And yet – as much as I appreciate Emma and her good-heartedness – I do have my doubts about her. Sometimes, I feel like she is making us just a bit more egocentric – and everyone is trying to claim her for themselves. All of a sudden, everything is a sign, an act of God, a hint of the Universe. Yet if we take ourselves out of the equation for a second … it seems like Emma raises more questions than she answers. Is it really possible that all those little “non-coincidences” that need to occur for such a Rome or London story to unfold, only happened so that I would have a great tale to tell? And did all these “non-coincidences” lead to other people on this path, blindly falling into Greta's traps?
The craziest part about this whole thing is that these antithetical uniovular sisters look confusingly alike. I have often almost gotten a panic attack seeing Greta turn the corner and only realized by the sweet-tempered smile on her face, that it was really Emma who had just crept her way back into my life.
Just like in that story of the guy whose wife cooked for him the night before September 11th and ended up lying in bed with the shits when the Twin Towers were hit. Out of fear of hurting her feelings he didn't tell his new bride that he thought there was something fishy about her beef burritos. Stupid coincidence that the first meal his wife made him, gave him food poisoning … or so he thought until he saw the pictures on the news. A classic case of initially confusing Emma for Greta. But whenever I ask Emma why she didn't hide moldy ground meat in all the other 3000 people's meals the night before, she pretends she can't hear me.
It makes the calamities we face easier to deal with, if we believe that everything has a deeper meaning to it – but how can we be sure when Emma is spinning the yarn and when Greta is carving the wood? Is everything part of a bigger plan? Is it all just pure coincidence? Or just a course of events in life on a planet that has no deeper meaning than to simply exist? Where and how do freedom of choice and accountability play a role? Is chance what truly dominates our existence and fate just another sad victim of its power?
Maybe it was fate that my husband forgot his backpack. Or maybe it was sheer dumb luck. After all, we could have both taken another look around the car before we got out. Perhaps it was a magnetic pull of the universe that brought me and an old friend together on one of the busiest spots in Rome. Or it was possibly just a coincidence. I've probably missed many incredible encounters, window shopping or squirrel watching by two streets without knowing.
I do not wish to claim that I know if this thing called fate and destiny really exists. Maybe the idea of fate is the same as that about the religions in the ring parable of „Nathan the Wise”: For those who believe in it, it exists.

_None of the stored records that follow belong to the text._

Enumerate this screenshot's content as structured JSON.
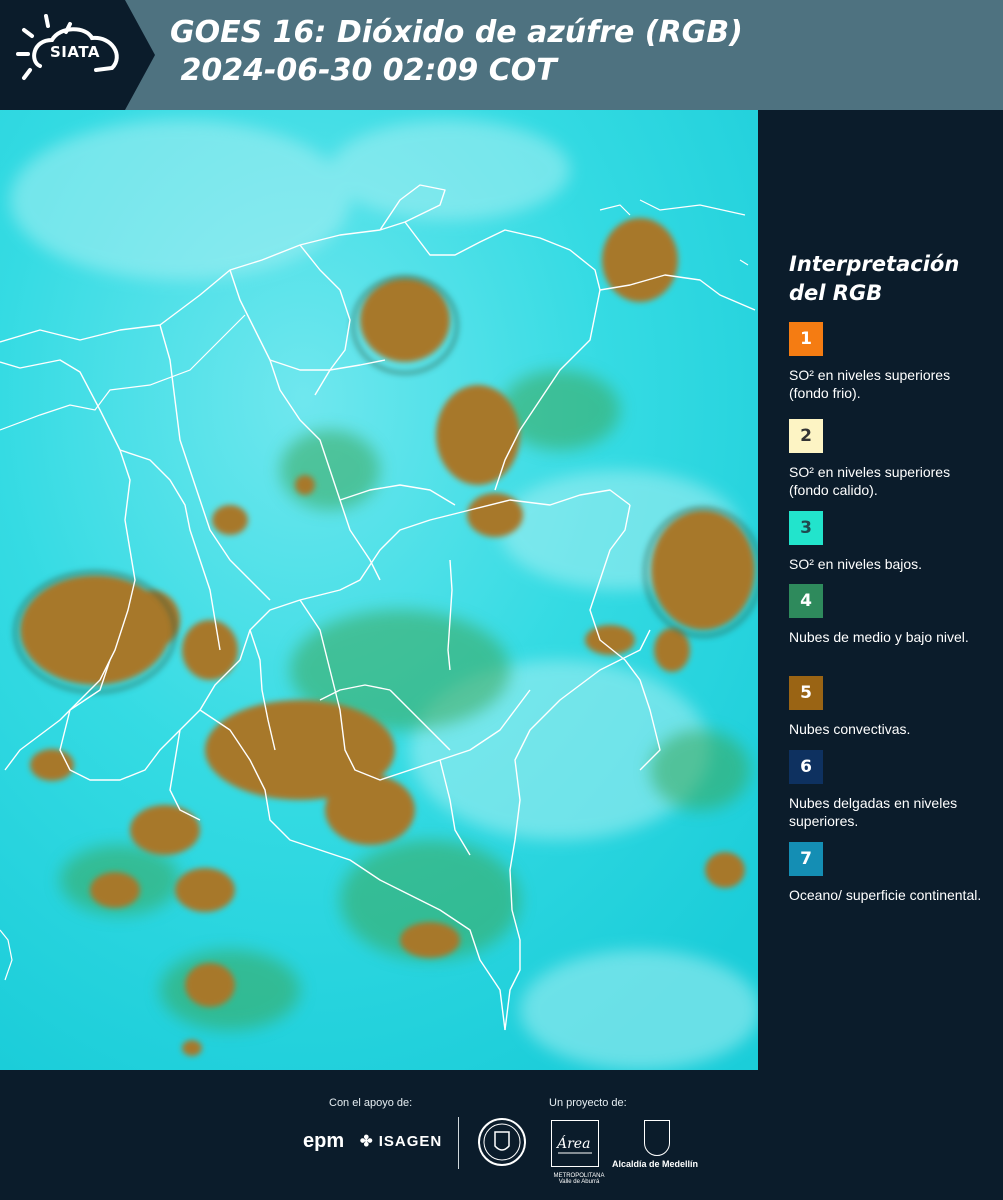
{
  "header": {
    "logo_text": "SIATA",
    "title_line1": "GOES 16: Dióxido de azúfre (RGB)",
    "title_line2": " 2024-06-30 02:09 COT"
  },
  "legend": {
    "title_line1": "Interpretación",
    "title_line2": "del RGB",
    "items": [
      {
        "number": "1",
        "color": "#f57c12",
        "text_color": "#ffffff",
        "label": "SO² en niveles superiores (fondo frio)."
      },
      {
        "number": "2",
        "color": "#fdf4c4",
        "text_color": "#333333",
        "label": "SO² en niveles superiores (fondo calido)."
      },
      {
        "number": "3",
        "color": "#22e4cc",
        "text_color": "#1f4a4f",
        "label": "SO² en niveles bajos."
      },
      {
        "number": "4",
        "color": "#2e8a5c",
        "text_color": "#ffffff",
        "label": "Nubes de medio y bajo nivel."
      },
      {
        "number": "5",
        "color": "#9a6414",
        "text_color": "#ffffff",
        "label": "Nubes convectivas."
      },
      {
        "number": "6",
        "color": "#0e3160",
        "text_color": "#ffffff",
        "label": "Nubes delgadas en niveles superiores."
      },
      {
        "number": "7",
        "color": "#148eb4",
        "text_color": "#ffffff",
        "label": "Oceano/ superficie continental."
      }
    ]
  },
  "footer": {
    "support_label": "Con el apoyo de:",
    "project_label": "Un proyecto de:",
    "sponsor_epm": "epm",
    "sponsor_isagen": "ISAGEN",
    "partner_area": "METROPOLITANA Valle de Aburrá",
    "partner_area_script": "Área",
    "partner_alcaldia": "Alcaldía de Medellín"
  },
  "colors": {
    "background": "#0b1c2b",
    "header": "#4e7280",
    "map_base": "#1fd6df",
    "convective_cloud": "#a7782a",
    "low_cloud_green": "#3aa85a",
    "borders": "#ffffff"
  }
}
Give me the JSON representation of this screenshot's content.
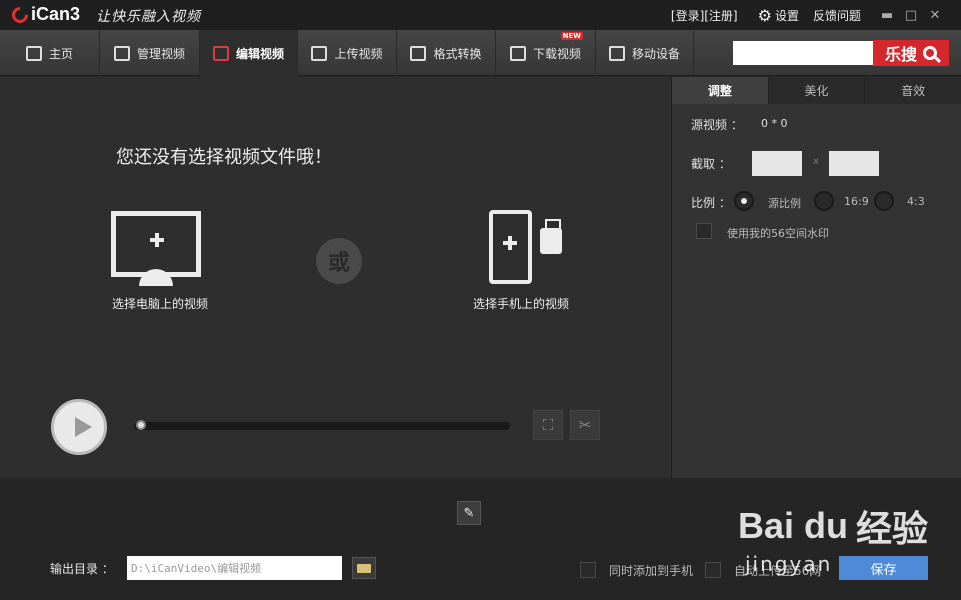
{
  "titlebar": {
    "app_name": "iCan3",
    "slogan": "让快乐融入视频",
    "login_register": "[登录][注册]",
    "settings": "设置",
    "feedback": "反馈问题"
  },
  "nav": {
    "items": [
      {
        "label": "主页",
        "icon": "home-icon"
      },
      {
        "label": "管理视频",
        "icon": "manage-video-icon"
      },
      {
        "label": "编辑视频",
        "icon": "edit-video-icon",
        "active": true
      },
      {
        "label": "上传视频",
        "icon": "upload-icon"
      },
      {
        "label": "格式转换",
        "icon": "convert-icon"
      },
      {
        "label": "下载视频",
        "icon": "download-icon",
        "badge": "NEW"
      },
      {
        "label": "移动设备",
        "icon": "mobile-device-icon"
      }
    ],
    "search_placeholder": "",
    "search_button": "乐搜"
  },
  "preview": {
    "prompt": "您还没有选择视频文件哦！",
    "pc_label": "选择电脑上的视频",
    "or_label": "或",
    "phone_label": "选择手机上的视频"
  },
  "panel": {
    "tabs": [
      "调整",
      "美化",
      "音效"
    ],
    "source_label": "源视频 ：",
    "source_value": "0 * 0",
    "crop_label": "截取 ：",
    "crop_sep": "x",
    "ratio_label": "比例 ：",
    "ratio_options": [
      "源比例",
      "16:9",
      "4:3"
    ],
    "watermark_label": "使用我的56空间水印"
  },
  "bottom": {
    "output_label": "输出目录 ：",
    "output_path": "D:\\iCanVideo\\编辑视频",
    "sync_phone": "同时添加到手机",
    "option2": "自动上传至56网",
    "save": "保存"
  },
  "watermark": {
    "brand": "Bai du",
    "sub": "jingyan",
    "cn": "经验"
  },
  "colors": {
    "accent_red": "#d5282c",
    "save_blue": "#4e8ad8"
  }
}
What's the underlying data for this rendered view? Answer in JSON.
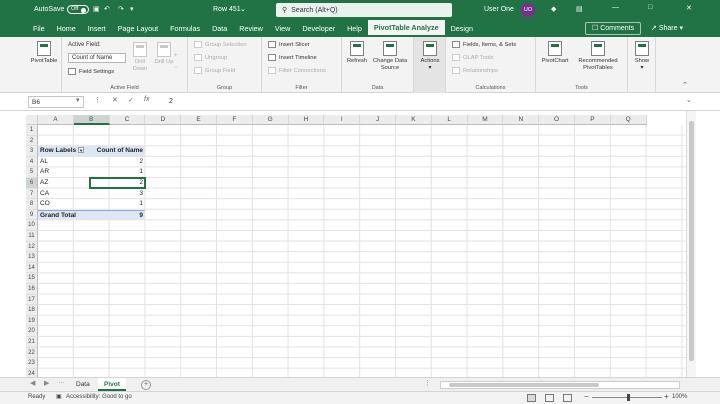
{
  "titlebar": {
    "autosave_label": "AutoSave",
    "autosave_state": "Off",
    "doc_title": "Row 451",
    "search_placeholder": "Search (Alt+Q)",
    "user_name": "User One",
    "user_initials": "UO"
  },
  "menu": {
    "tabs": [
      "File",
      "Home",
      "Insert",
      "Page Layout",
      "Formulas",
      "Data",
      "Review",
      "View",
      "Developer",
      "Help",
      "PivotTable Analyze",
      "Design"
    ],
    "active_index": 10,
    "comments_label": "Comments",
    "share_label": "Share"
  },
  "ribbon": {
    "pivottable_btn": "PivotTable",
    "active_field_label": "Active Field:",
    "active_field_value": "Count of Name",
    "field_settings": "Field Settings",
    "drill_down": "Drill Down",
    "drill_up": "Drill Up",
    "active_field_group": "Active Field",
    "group_selection": "Group Selection",
    "ungroup": "Ungroup",
    "group_field": "Group Field",
    "group_group": "Group",
    "insert_slicer": "Insert Slicer",
    "insert_timeline": "Insert Timeline",
    "filter_connections": "Filter Connections",
    "filter_group": "Filter",
    "refresh": "Refresh",
    "change_data_source": "Change Data Source",
    "data_group": "Data",
    "actions": "Actions",
    "fields_items_sets": "Fields, Items, & Sets",
    "olap_tools": "OLAP Tools",
    "relationships": "Relationships",
    "calculations_group": "Calculations",
    "pivotchart": "PivotChart",
    "recommended_pivottables": "Recommended PivotTables",
    "tools_group": "Tools",
    "show": "Show"
  },
  "formula_bar": {
    "name_box": "B6",
    "formula": "2"
  },
  "grid": {
    "columns": [
      "A",
      "B",
      "C",
      "D",
      "E",
      "F",
      "G",
      "H",
      "I",
      "J",
      "K",
      "L",
      "M",
      "N",
      "O",
      "P",
      "Q"
    ],
    "rows": [
      "1",
      "2",
      "3",
      "4",
      "5",
      "6",
      "7",
      "8",
      "9",
      "10",
      "11",
      "12",
      "13",
      "14",
      "15",
      "16",
      "17",
      "18",
      "19",
      "20",
      "21",
      "22",
      "23",
      "24"
    ],
    "selected_col": "B",
    "selected_row": "6"
  },
  "pivot": {
    "header_row_labels": "Row Labels",
    "header_count": "Count of Name",
    "rows": [
      {
        "label": "AL",
        "value": "2"
      },
      {
        "label": "AR",
        "value": "1"
      },
      {
        "label": "AZ",
        "value": "2"
      },
      {
        "label": "CA",
        "value": "3"
      },
      {
        "label": "CO",
        "value": "1"
      }
    ],
    "total_label": "Grand Total",
    "total_value": "9"
  },
  "sheets": {
    "tabs": [
      "Data",
      "Pivot"
    ],
    "active_index": 1
  },
  "status": {
    "ready": "Ready",
    "accessibility": "Accessibility: Good to go",
    "zoom": "100%"
  }
}
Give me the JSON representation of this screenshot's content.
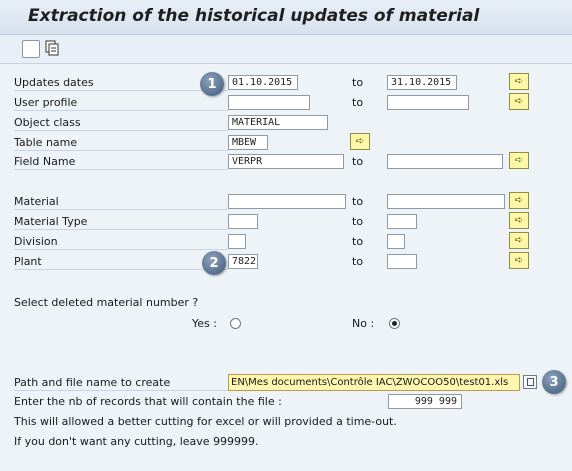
{
  "header": {
    "title": "Extraction of the historical updates of material"
  },
  "form": {
    "rows": [
      {
        "label": "Updates dates",
        "low": "01.10.2015",
        "to": "to",
        "high": "31.10.2015"
      },
      {
        "label": "User profile",
        "low": "",
        "to": "to",
        "high": ""
      },
      {
        "label": "Object class",
        "low": "MATERIAL"
      },
      {
        "label": "Table name",
        "low": "MBEW"
      },
      {
        "label": "Field Name",
        "low": "VERPR",
        "to": "to",
        "high": ""
      },
      {
        "label": "Material",
        "low": "",
        "to": "to",
        "high": ""
      },
      {
        "label": "Material Type",
        "low": "",
        "to": "to",
        "high": ""
      },
      {
        "label": "Division",
        "low": "",
        "to": "to",
        "high": ""
      },
      {
        "label": "Plant",
        "low": "7822",
        "to": "to",
        "high": ""
      }
    ],
    "deleted": {
      "question": "Select deleted material number ?",
      "yes_label": "Yes :",
      "no_label": "No :",
      "selected": "no"
    },
    "path": {
      "label": "Path and file name to create",
      "value": "EN\\Mes documents\\Contrôle IAC\\ZWOCOO50\\test01.xls"
    },
    "records": {
      "label": "Enter the nb of records that will contain the file :",
      "value": "999 999"
    },
    "notes": [
      "This will allowed a better cutting for excel or will provided a time-out.",
      "If you don't want any cutting, leave 999999."
    ]
  },
  "callouts": [
    "1",
    "2",
    "3"
  ],
  "icons": {
    "multiple_selection": "arrow-right-icon",
    "field_name_selection": "green-arrow-right-icon",
    "toolbar_1": "checkbox-icon",
    "toolbar_2": "copy-document-icon"
  },
  "colors": {
    "background": "#eef3f8",
    "selection_button": "#fff6a8",
    "path_field": "#fff6b0",
    "callout_badge": "#3e5677"
  }
}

I do believe that you can learn from and grow in any given situation that life throws at you – no matter if the Norns, the Moirai, Emma, Greta or some combination of them all are the ones behind it.